So what’s the difference between an electric vehicle (EV), a “plug-in”, a plug-in hybrid and a hybrid that doesn’t have the plug-in bit?
We’re here to help. According to the New Zealand Government, any vehicle that you can charge from an external power source (i.e. it has a plug) is an EV. So all EVs are plug-ins and all plug-ins are EVs. Simple so far.
But there are EVs that run only on battery and others that also have a combustion engine to help them along. That’s an important distinction from a consumer point of view, because the former (Nissan Leaf, for example) is zero- emissions any time it’s driving, whereas the latter (Mitsubishi Outlander PHEV, for example, pictured above) provides only a small amount of pure-electric running and still burns fossil fuel the rest of the time.

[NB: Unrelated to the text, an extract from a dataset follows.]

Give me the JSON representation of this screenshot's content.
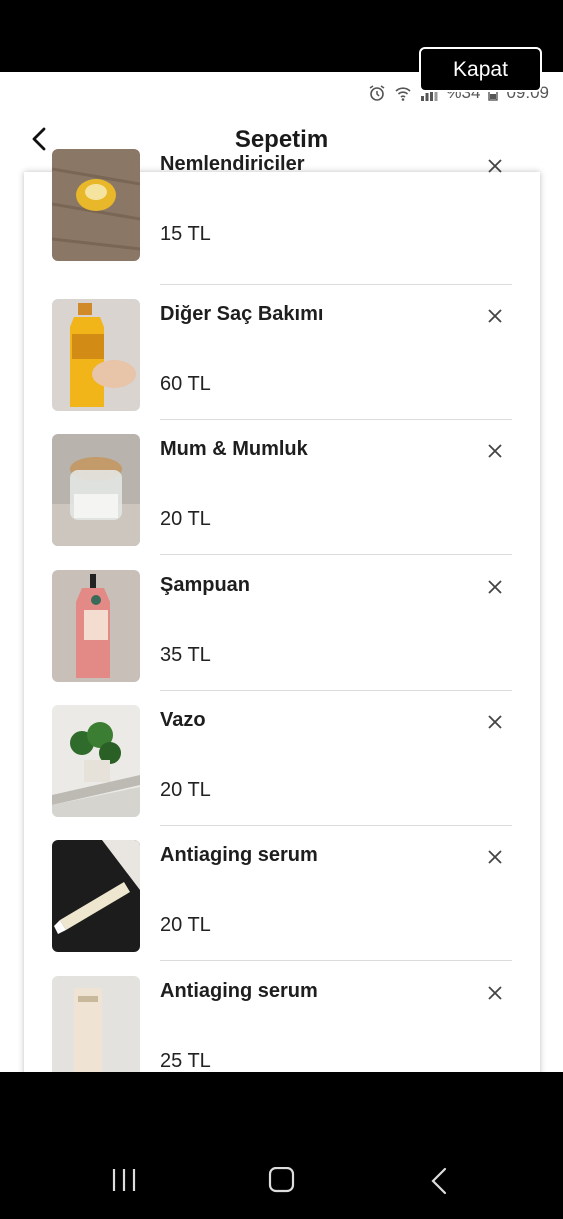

So it’s also common to differentiate between plug-ins by calling a pure-electric car a Battery Electric Vehicle (BEV) and one with a petrol or diesel engine a Plug-in Hybrid Electric Vehicle (PHEV). But they are both definitely EVs because they can both be recharged from the mains and driven just on battery.
All BEVs are EVs, but not all EVs are BEVs.
So what about hybrids — the ones without plugs? These are not technically EVs, but they are often described as “electrified”. Some carmakers confuse the issue further by calling their hybrids “self charging”, which is ostensibly true but also a snip misleading because the kinetic energy required to to charge them is largely created by burning petrol. But they do still save lots of fuel, because energy normally lost in coasting or braking is recovered and stored.
The Toyota Prius is a good illustration. The regular Prius is a petrol-electric hybrid, or an electrified vehicle; you don’t plug it in, although it is known for being very economical. Similar technology powers electrified versions of the C-HR, Corolla [pictured below] and RAV4.
But there’s also a Prius model called the Prime, which has a much larger battery with a plug attached. You can drive it for 63km on battery power alone, before it reverts to hybrid operation. So it’s a PHEV.
To recap: a BEV relies solely on battery power and once it’s flat, it has to be recharged, so the range is really important. A PHEV can run short distances on electric power (30-50km is typical) but once the electric power runs out it reverts straight to using fuel and you can drive it normally until you have time to charge again.
And hybrids aren’t technically EVs, although many are really good. They are severely limited in pure-electric running (anywhere from a few hundred metres to 2km), but the battery assistance and regenerative technology can improve fuel economy by 20-30 per cent compared with a conventional combustion-engined car.